The Synoptic Gospels (Matthew, Mark and Luke) are the earliest of the four Gospels and were written from a common point of view. They are in very substantial agreement with one another. Herein, Jesus really walks the Earth, and his body has substance and weight. His voice vibrates to his changing mood. He loves and hates, caresses and curses, pleads and labors, exults and sings and dances. Jesus is not God himself, but a mere prophet among men... with all the flaws that are common among men. He was an ascetic who only accepted other ascetics as followers!
And when he was gone forth into the way, there came one running, and
kneeled to him, and asked him, Good Master, what shall I do that I may
inherit eternal life? And Jesus said unto him, Why callest thou me
good? there is none good but one, that is, God. Thou knowest the
commandments, Do not commit adultery, Do not kill, Do not steal, Do
not bear false witness, Defraud not, Honour thy father and mother. And
he answered and said unto him, Master, all these have I observed from
my youth. Then Jesus beholding him loved him, and said unto him, One
thing thou lackest: go thy way, sell whatsoever thou hast, and give to
the poor, and thou shalt have treasure in heaven: and come, take up
the cross, and follow me.
— Mark 10:17-21
The Jesus of the Synoptics is a lot like the hippies of the 1960s, who revolted against the cultural standards of their parents... or like Gandhi, who revolted against the British empire. While worthy of admiration, he was still a mere man, not "God made flesh". And although overall pacifistic in nature, he was first and foremost a rebel against the authorities of his days, living and promoting a rather ascetic life removed from mainstream society.
If any man come to me, and hate not his father, and mother, and wife,
and children, and brethren, and sisters, yea, and his own life also,
he cannot be my disciple. And whosoever doth not bear his cross, and
come after me, cannot be my disciple. For which of you, intending to
build a tower, sitteth not down first, and counteth the cost, whether
he have sufficient to finish it? Lest haply, after he hath laid the
foundation, and is not able to finish it, all that behold it begin to
mock him, Saying, This man began to build, and was not able to finish.
Or what king, going to make war against another king, sitteth not down
first, and consulteth whether he be able with ten thousand to meet him
that cometh against him with twenty thousand? Or else, while the other
is yet a great way off, he sendeth an ambassage, and desireth
conditions of peace. So likewise, whosoever he be of you that
forsaketh not all that he hath, he cannot be my disciple.
— Luke 14:26-33
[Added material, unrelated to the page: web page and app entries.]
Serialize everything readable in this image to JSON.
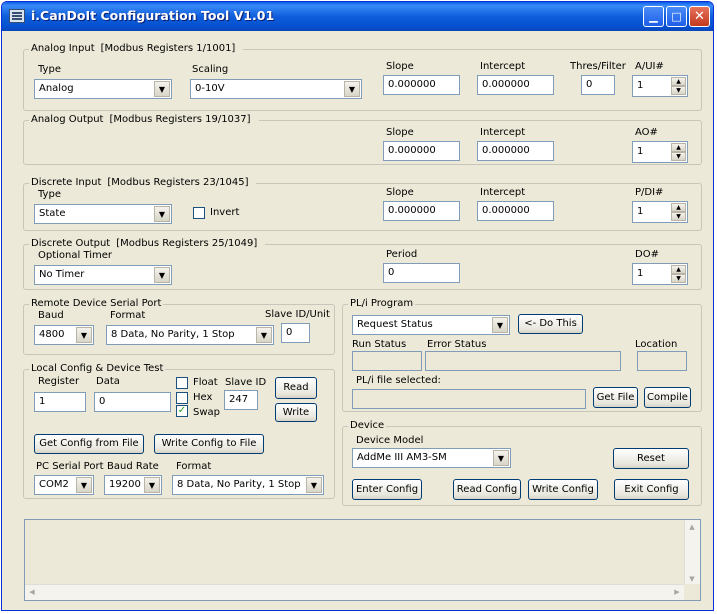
{
  "window": {
    "title": "i.CanDoIt Configuration Tool V1.01"
  },
  "analog_input": {
    "title": "Analog Input",
    "registers": "[Modbus Registers 1/1001]",
    "type_label": "Type",
    "type_value": "Analog",
    "scaling_label": "Scaling",
    "scaling_value": "0-10V",
    "slope_label": "Slope",
    "slope_value": "0.000000",
    "intercept_label": "Intercept",
    "intercept_value": "0.000000",
    "thres_label": "Thres/Filter",
    "thres_value": "0",
    "index_label": "A/UI#",
    "index_value": "1"
  },
  "analog_output": {
    "title": "Analog Output",
    "registers": "[Modbus Registers 19/1037]",
    "slope_label": "Slope",
    "slope_value": "0.000000",
    "intercept_label": "Intercept",
    "intercept_value": "0.000000",
    "index_label": "AO#",
    "index_value": "1"
  },
  "discrete_input": {
    "title": "Discrete Input",
    "registers": "[Modbus Registers 23/1045]",
    "type_label": "Type",
    "type_value": "State",
    "invert_label": "Invert",
    "slope_label": "Slope",
    "slope_value": "0.000000",
    "intercept_label": "Intercept",
    "intercept_value": "0.000000",
    "index_label": "P/DI#",
    "index_value": "1"
  },
  "discrete_output": {
    "title": "Discrete Output",
    "registers": "[Modbus Registers 25/1049]",
    "timer_label": "Optional Timer",
    "timer_value": "No Timer",
    "period_label": "Period",
    "period_value": "0",
    "index_label": "DO#",
    "index_value": "1"
  },
  "remote_port": {
    "title": "Remote Device Serial Port",
    "baud_label": "Baud",
    "baud_value": "4800",
    "format_label": "Format",
    "format_value": "8 Data, No Parity, 1 Stop",
    "slave_label": "Slave ID/Unit",
    "slave_value": "0"
  },
  "local_config": {
    "title": "Local Config & Device Test",
    "register_label": "Register",
    "register_value": "1",
    "data_label": "Data",
    "data_value": "0",
    "float_label": "Float",
    "hex_label": "Hex",
    "swap_label": "Swap",
    "slave_label": "Slave ID",
    "slave_value": "247",
    "read_button": "Read",
    "write_button": "Write",
    "get_config_button": "Get Config from File",
    "write_config_button": "Write Config to File",
    "pc_port_label": "PC Serial Port",
    "pc_port_value": "COM2",
    "baud_label": "Baud Rate",
    "baud_value": "19200",
    "format_label": "Format",
    "format_value": "8 Data, No Parity, 1 Stop"
  },
  "pli_program": {
    "title": "PL/i Program",
    "request_value": "Request Status",
    "do_this_button": "<- Do This",
    "run_status_label": "Run Status",
    "error_status_label": "Error Status",
    "location_label": "Location",
    "file_selected_label": "PL/i file selected:",
    "get_file_button": "Get File",
    "compile_button": "Compile"
  },
  "device": {
    "title": "Device",
    "model_label": "Device Model",
    "model_value": "AddMe III AM3-SM",
    "reset_button": "Reset",
    "enter_config_button": "Enter Config",
    "read_config_button": "Read Config",
    "write_config_button": "Write Config",
    "exit_config_button": "Exit Config"
  },
  "icons": {
    "dropdown": "▼",
    "spin_up": "▲",
    "spin_down": "▼",
    "check": "✓"
  }
}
The Jesus of John is very different. He is totally lacking the passion, the humanity that is abundantly found in the Jesus of the Synoptics. Instead, the Jesus of John is described as a superhuman embodiment of God itself. Unlike in the Syntopics, the whole atmosphere of the gospel of John is repressed, ethereal, supernal, eerie. And unlike the Jesus of the Synoptics, the Jesus of John promoted a lifestyle of obedience and submission in light of the authorities of his day.
And I give unto them eternal life; and they shall never perish,
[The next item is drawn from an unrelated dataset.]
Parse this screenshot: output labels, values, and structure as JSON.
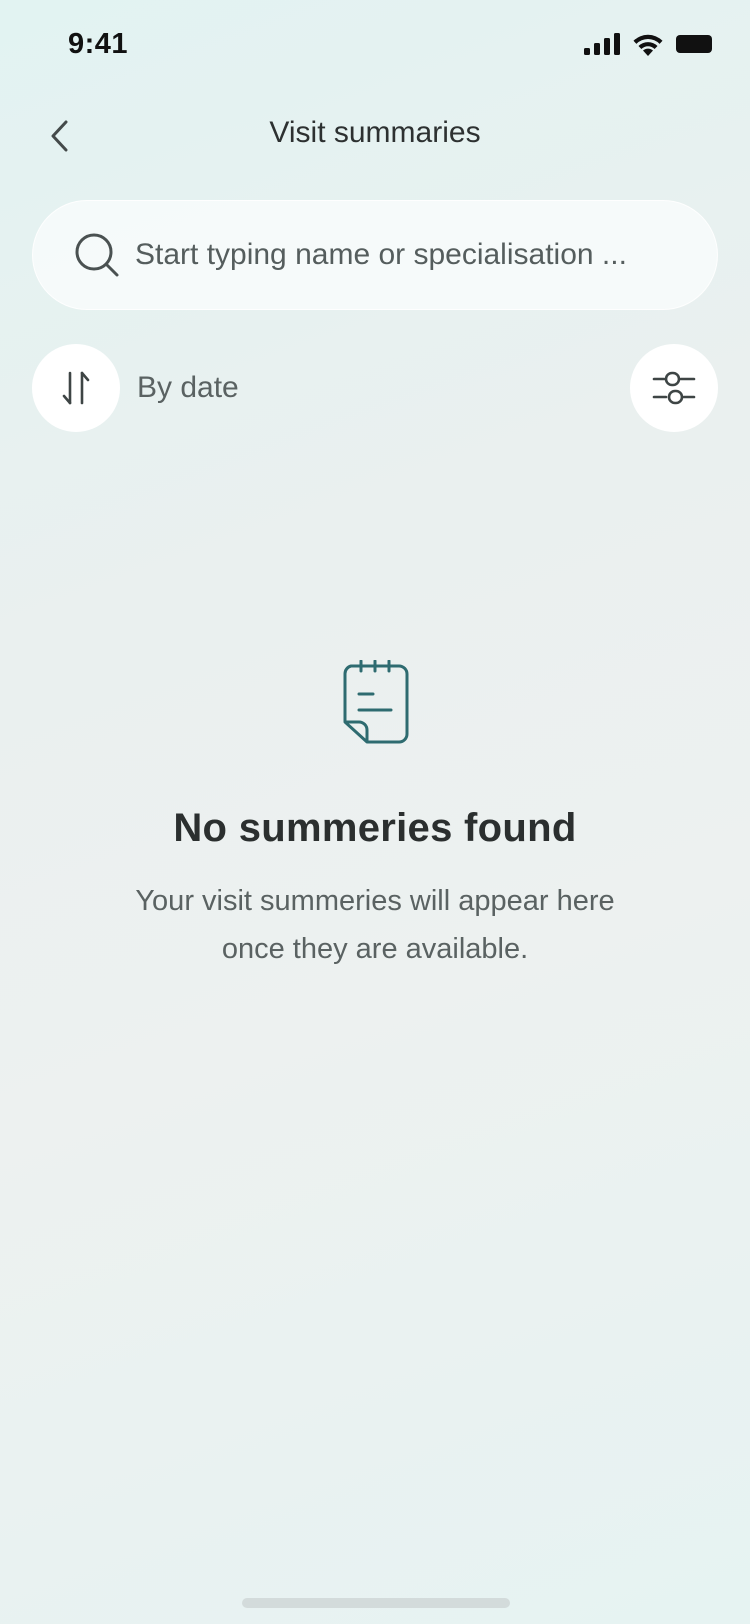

neither shall any man pluck them out of my hand. My Father, which gave
them me, is greater than all; and no man is able to pluck them out of
my Father's hand. I and my Father are one.
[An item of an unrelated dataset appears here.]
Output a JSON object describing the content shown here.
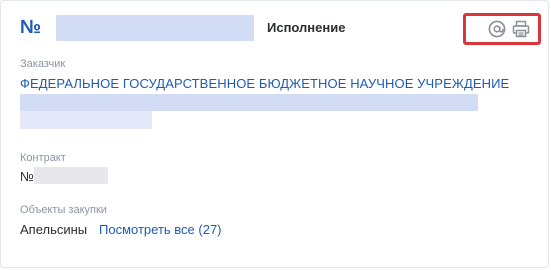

— John 10:28-30
If one wants an authentic record of what Jesus actually did and said, the nearest he can come to it is in the Synoptics. The gospel of John, on the other hand, obviously contains more interpretation and mythology than history.
For reasons that go beyond the scope of this question, it is not the Jesus of the Synoptic Gospels but the Jesus of the Gospel of John that carries the greatest weight in how Christians perceive the historical Jesus. However, it is blatantly obvious in any rational approach that the gospel of John is far less reliable as a source on the historical Jesus than the Synoptic Gospels.